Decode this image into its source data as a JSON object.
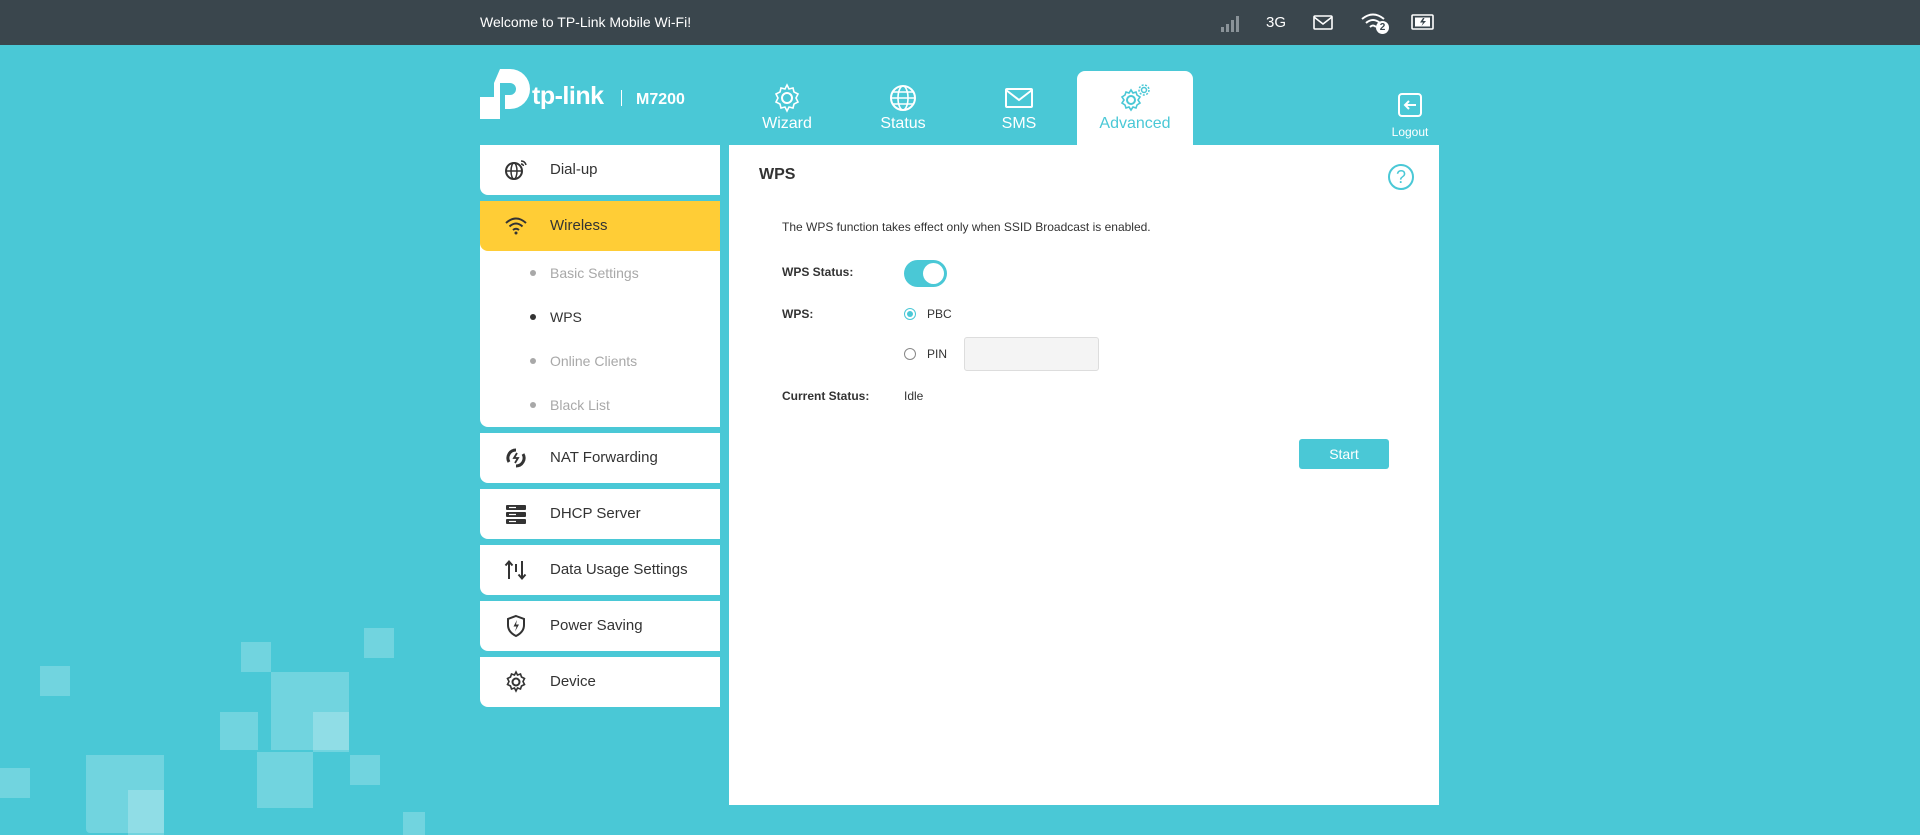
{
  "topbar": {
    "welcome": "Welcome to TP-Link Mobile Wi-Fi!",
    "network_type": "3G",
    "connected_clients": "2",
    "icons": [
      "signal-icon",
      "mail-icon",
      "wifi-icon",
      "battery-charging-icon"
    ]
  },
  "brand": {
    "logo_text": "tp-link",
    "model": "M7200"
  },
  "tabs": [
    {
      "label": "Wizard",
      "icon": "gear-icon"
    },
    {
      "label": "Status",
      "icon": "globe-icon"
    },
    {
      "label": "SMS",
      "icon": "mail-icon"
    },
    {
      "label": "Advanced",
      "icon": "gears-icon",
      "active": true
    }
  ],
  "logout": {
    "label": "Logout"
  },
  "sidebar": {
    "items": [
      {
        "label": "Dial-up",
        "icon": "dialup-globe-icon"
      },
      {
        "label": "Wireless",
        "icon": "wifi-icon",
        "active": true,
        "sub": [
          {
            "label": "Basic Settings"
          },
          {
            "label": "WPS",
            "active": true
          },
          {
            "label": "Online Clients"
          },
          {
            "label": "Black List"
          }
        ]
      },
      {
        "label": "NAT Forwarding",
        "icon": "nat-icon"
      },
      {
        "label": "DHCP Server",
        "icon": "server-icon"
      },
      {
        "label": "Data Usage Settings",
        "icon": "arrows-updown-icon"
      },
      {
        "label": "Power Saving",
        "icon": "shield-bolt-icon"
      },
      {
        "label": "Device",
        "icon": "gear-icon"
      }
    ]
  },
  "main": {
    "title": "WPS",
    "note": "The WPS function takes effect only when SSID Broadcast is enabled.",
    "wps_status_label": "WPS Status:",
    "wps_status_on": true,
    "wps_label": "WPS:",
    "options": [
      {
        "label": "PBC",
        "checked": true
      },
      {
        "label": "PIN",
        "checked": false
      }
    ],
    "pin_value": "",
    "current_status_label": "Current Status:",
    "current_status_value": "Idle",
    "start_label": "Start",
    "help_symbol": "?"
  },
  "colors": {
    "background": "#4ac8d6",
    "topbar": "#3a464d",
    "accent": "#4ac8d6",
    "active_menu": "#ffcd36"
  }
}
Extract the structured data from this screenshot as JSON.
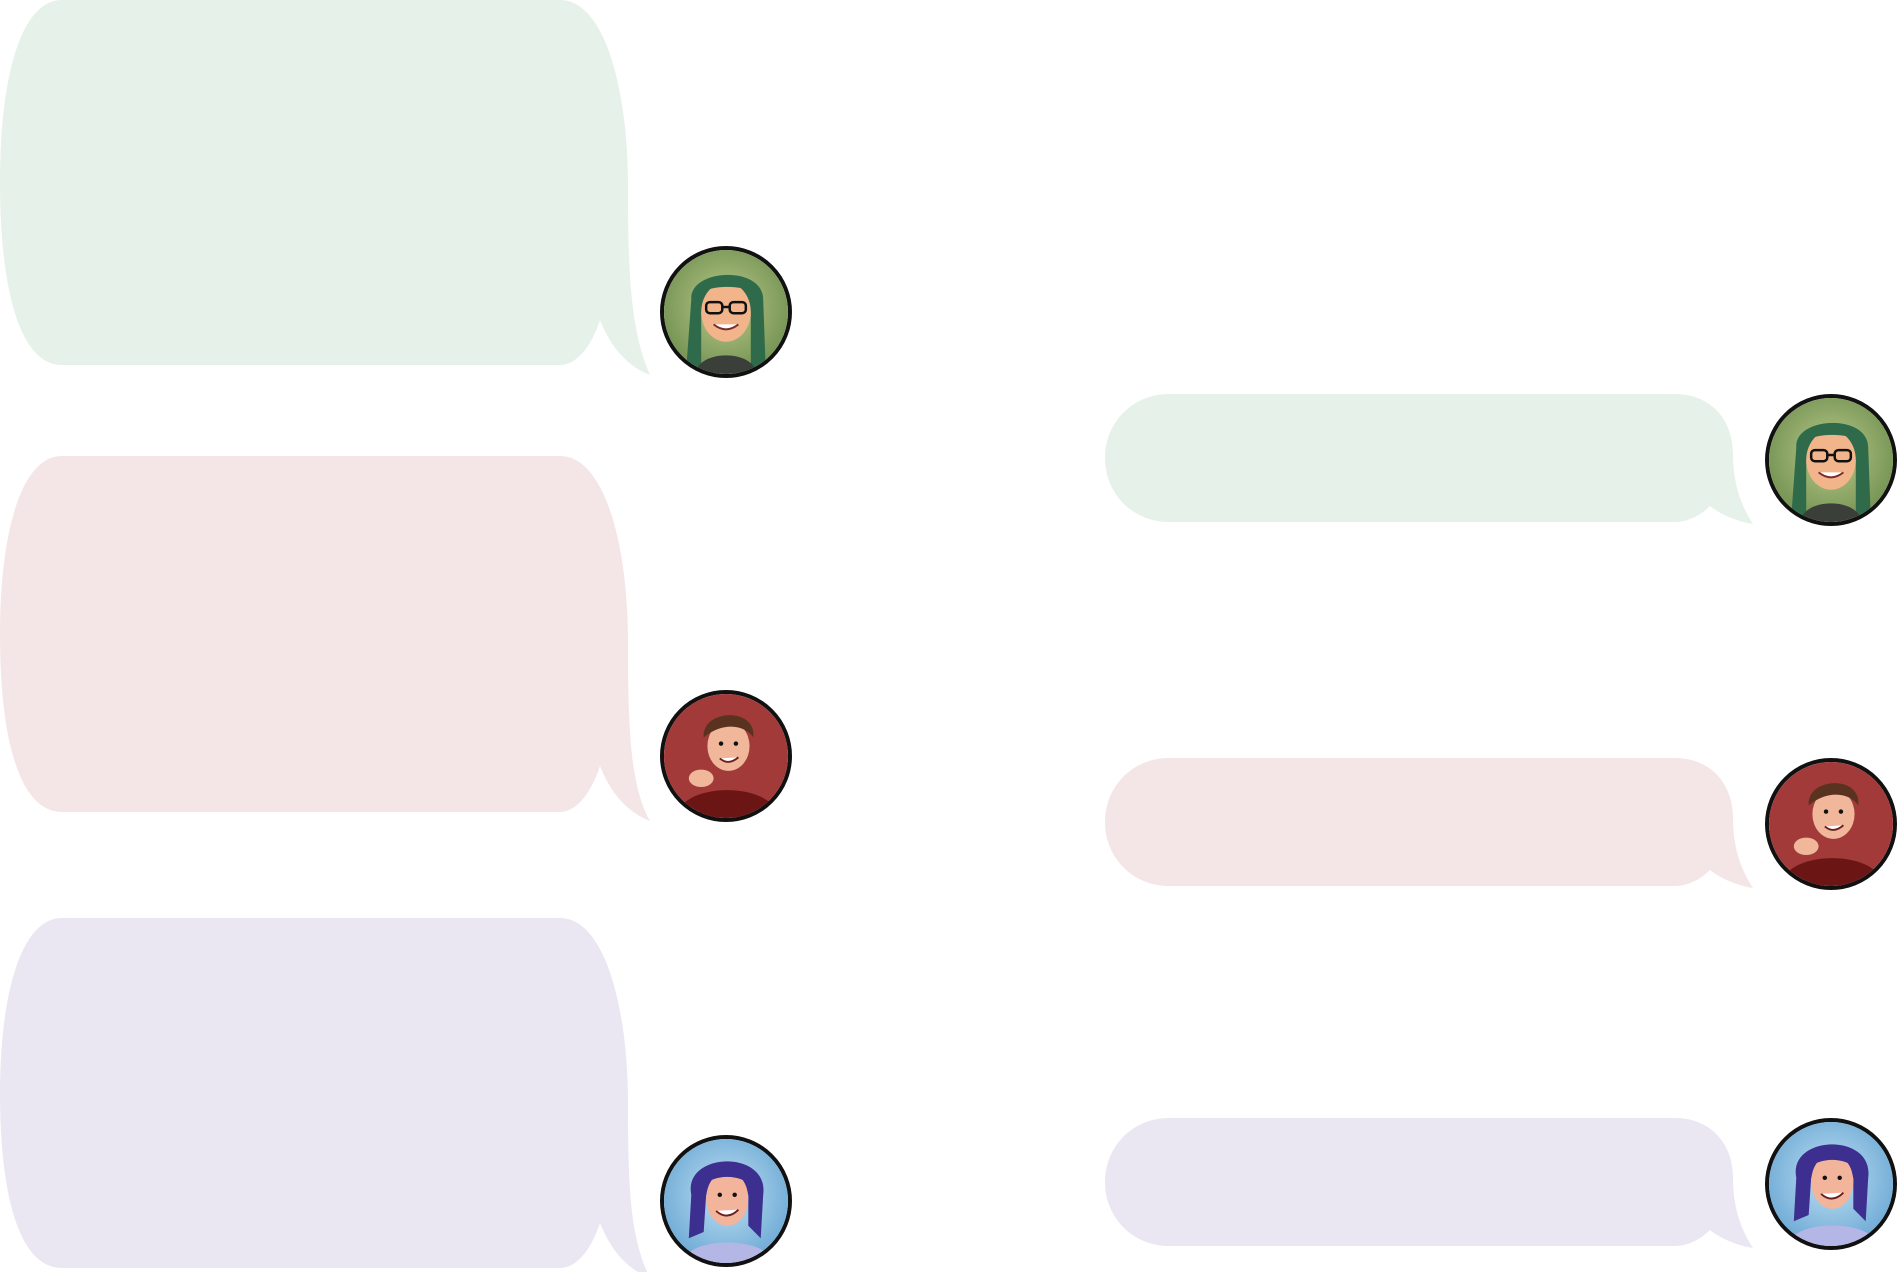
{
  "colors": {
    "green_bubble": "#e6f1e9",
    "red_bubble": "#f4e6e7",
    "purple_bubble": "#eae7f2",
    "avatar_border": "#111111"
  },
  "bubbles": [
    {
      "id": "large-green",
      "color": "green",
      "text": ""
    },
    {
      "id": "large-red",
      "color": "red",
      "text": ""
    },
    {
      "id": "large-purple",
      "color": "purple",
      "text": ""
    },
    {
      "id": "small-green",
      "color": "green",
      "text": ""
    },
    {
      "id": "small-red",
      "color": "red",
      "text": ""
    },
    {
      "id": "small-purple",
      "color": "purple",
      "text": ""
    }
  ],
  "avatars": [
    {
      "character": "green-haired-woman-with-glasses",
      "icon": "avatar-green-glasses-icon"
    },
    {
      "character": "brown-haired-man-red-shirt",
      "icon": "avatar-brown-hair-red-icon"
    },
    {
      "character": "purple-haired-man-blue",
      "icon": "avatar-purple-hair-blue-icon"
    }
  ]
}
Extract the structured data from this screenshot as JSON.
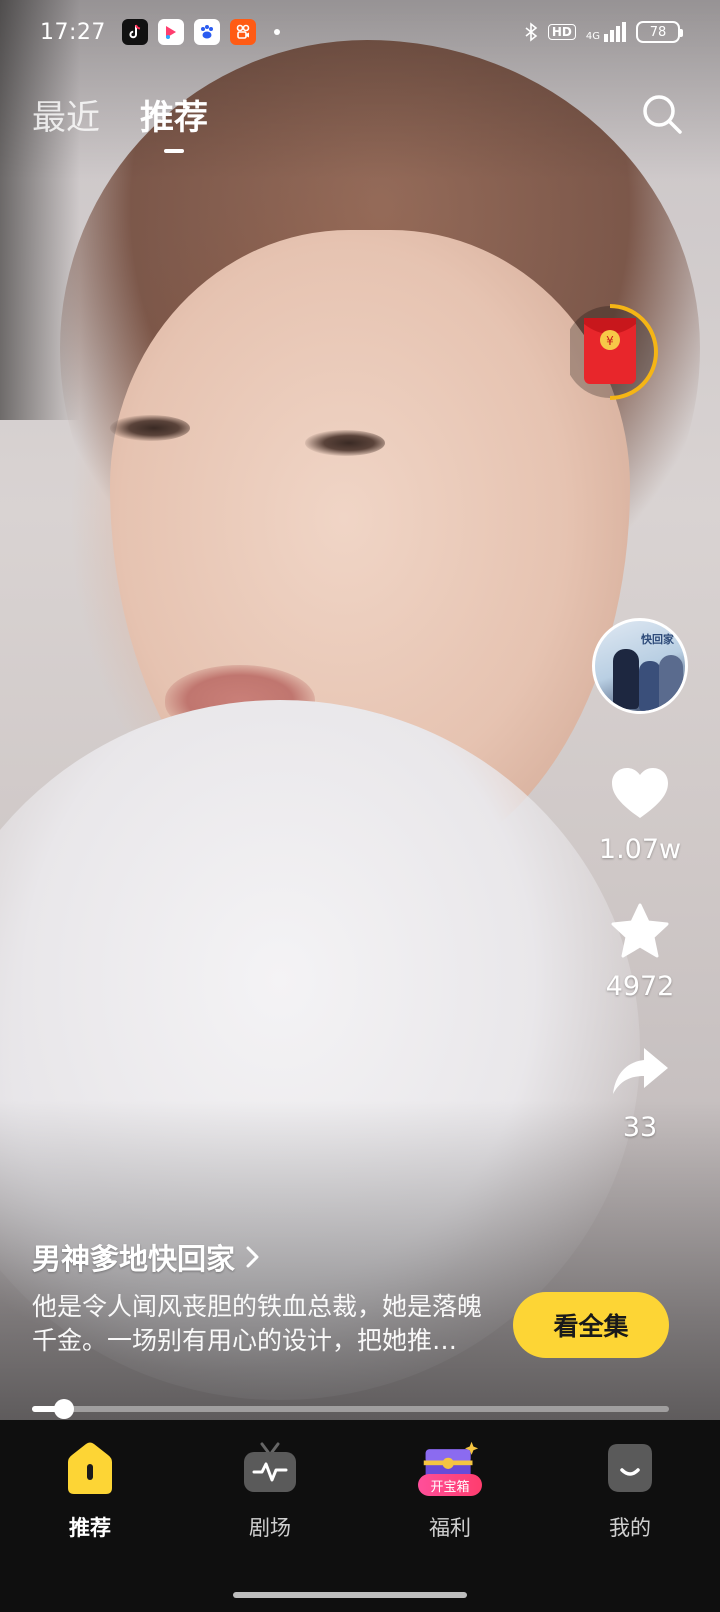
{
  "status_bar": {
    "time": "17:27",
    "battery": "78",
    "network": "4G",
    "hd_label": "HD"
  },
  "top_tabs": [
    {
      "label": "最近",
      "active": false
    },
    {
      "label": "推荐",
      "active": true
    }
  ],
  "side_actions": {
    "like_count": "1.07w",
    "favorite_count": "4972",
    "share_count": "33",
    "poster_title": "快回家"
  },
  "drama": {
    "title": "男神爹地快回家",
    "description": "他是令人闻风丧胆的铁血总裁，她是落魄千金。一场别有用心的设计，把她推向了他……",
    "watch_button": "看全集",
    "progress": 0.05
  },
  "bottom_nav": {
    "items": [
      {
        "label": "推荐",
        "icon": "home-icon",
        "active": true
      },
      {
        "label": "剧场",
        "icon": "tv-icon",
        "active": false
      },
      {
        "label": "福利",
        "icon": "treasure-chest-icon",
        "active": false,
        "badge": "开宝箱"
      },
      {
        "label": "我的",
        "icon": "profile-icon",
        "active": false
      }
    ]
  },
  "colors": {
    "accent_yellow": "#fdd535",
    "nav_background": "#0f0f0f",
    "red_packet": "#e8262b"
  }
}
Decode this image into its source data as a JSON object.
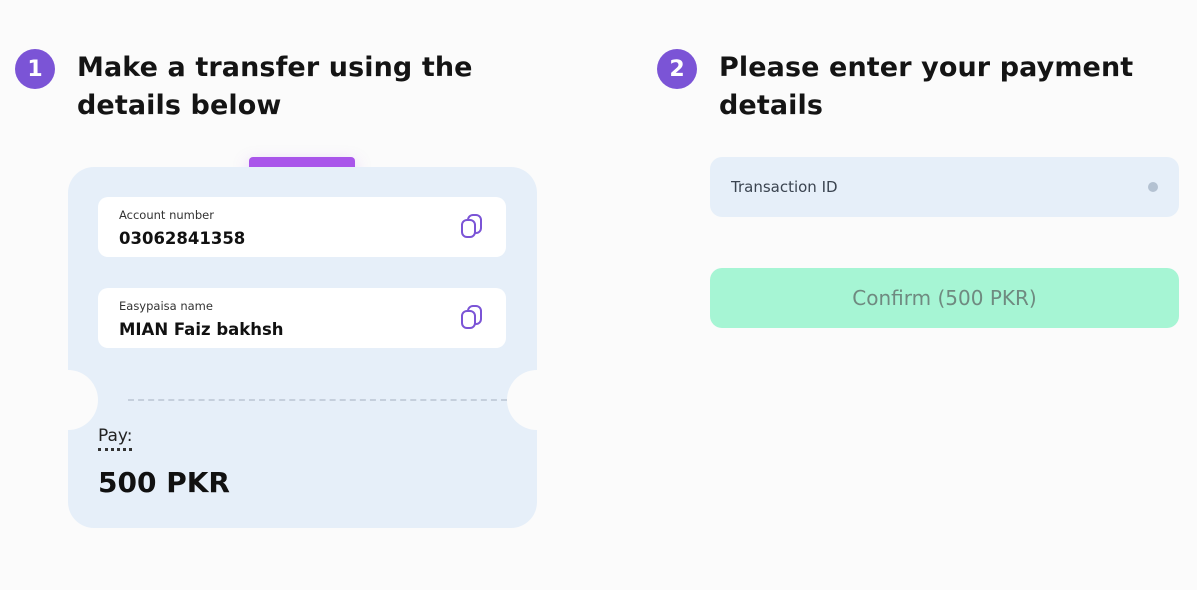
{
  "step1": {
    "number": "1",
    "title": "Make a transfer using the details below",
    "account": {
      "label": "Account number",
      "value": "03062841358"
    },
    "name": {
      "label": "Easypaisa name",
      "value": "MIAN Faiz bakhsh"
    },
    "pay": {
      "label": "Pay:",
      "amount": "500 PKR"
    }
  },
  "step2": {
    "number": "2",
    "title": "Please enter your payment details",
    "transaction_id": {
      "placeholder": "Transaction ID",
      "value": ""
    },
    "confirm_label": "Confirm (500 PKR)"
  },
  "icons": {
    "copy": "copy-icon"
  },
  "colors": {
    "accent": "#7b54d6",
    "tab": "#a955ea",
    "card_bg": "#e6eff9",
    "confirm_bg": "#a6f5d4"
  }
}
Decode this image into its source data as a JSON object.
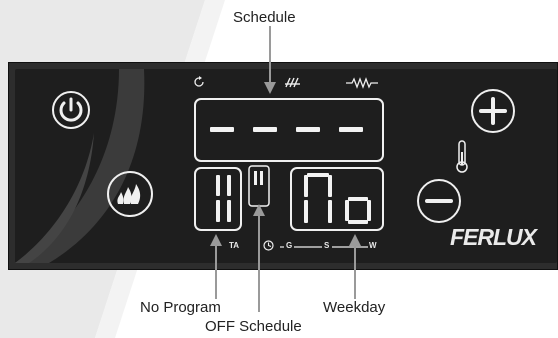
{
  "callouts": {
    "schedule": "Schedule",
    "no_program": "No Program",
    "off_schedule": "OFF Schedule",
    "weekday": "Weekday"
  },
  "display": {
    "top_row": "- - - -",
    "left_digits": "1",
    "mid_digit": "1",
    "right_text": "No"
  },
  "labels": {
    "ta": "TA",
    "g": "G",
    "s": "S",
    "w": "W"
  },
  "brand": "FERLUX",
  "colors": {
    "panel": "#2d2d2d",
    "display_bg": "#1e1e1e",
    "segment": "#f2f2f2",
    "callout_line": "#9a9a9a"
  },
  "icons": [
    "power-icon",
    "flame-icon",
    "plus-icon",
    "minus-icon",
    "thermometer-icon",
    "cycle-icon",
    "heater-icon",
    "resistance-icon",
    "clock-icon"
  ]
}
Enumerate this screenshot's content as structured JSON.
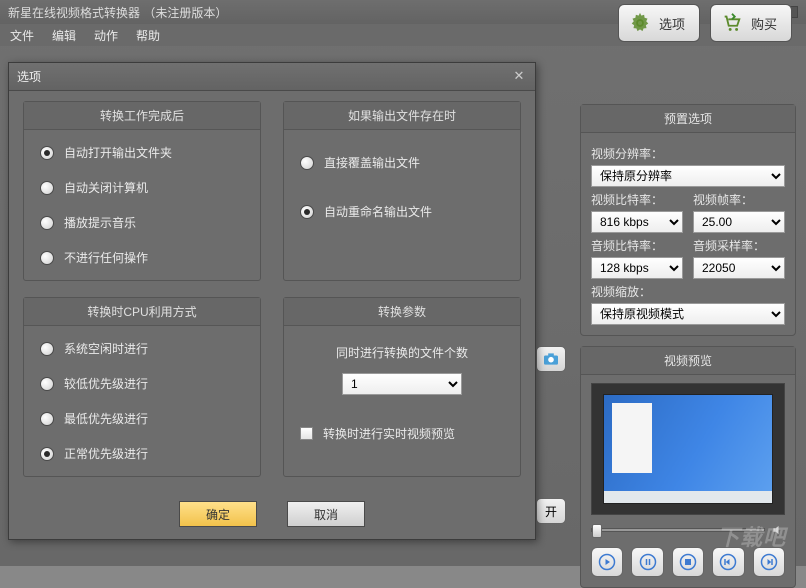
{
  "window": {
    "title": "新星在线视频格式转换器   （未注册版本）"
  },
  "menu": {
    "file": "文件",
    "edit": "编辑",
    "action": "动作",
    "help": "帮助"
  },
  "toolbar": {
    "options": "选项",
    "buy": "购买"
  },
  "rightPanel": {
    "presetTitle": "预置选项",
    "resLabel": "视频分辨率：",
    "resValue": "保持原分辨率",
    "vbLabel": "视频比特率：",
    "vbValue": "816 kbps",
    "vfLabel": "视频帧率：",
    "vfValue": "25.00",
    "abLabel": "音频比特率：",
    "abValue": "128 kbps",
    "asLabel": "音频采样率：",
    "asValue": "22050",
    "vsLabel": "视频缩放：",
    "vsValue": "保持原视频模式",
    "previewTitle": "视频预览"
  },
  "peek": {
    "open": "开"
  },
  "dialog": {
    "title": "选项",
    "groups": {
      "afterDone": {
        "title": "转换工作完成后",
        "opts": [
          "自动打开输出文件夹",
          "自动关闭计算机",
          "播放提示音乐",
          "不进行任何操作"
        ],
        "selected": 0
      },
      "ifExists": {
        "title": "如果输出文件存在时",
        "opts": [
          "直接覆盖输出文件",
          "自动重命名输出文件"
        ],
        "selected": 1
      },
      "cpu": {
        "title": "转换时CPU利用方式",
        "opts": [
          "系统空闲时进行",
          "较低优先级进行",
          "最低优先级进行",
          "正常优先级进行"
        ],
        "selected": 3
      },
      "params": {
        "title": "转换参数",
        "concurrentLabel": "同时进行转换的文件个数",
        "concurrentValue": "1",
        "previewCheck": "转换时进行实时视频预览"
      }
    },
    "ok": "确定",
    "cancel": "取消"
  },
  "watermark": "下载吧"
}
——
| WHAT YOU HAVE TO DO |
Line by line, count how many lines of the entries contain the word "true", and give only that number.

| EXPECTED ANSWER |
7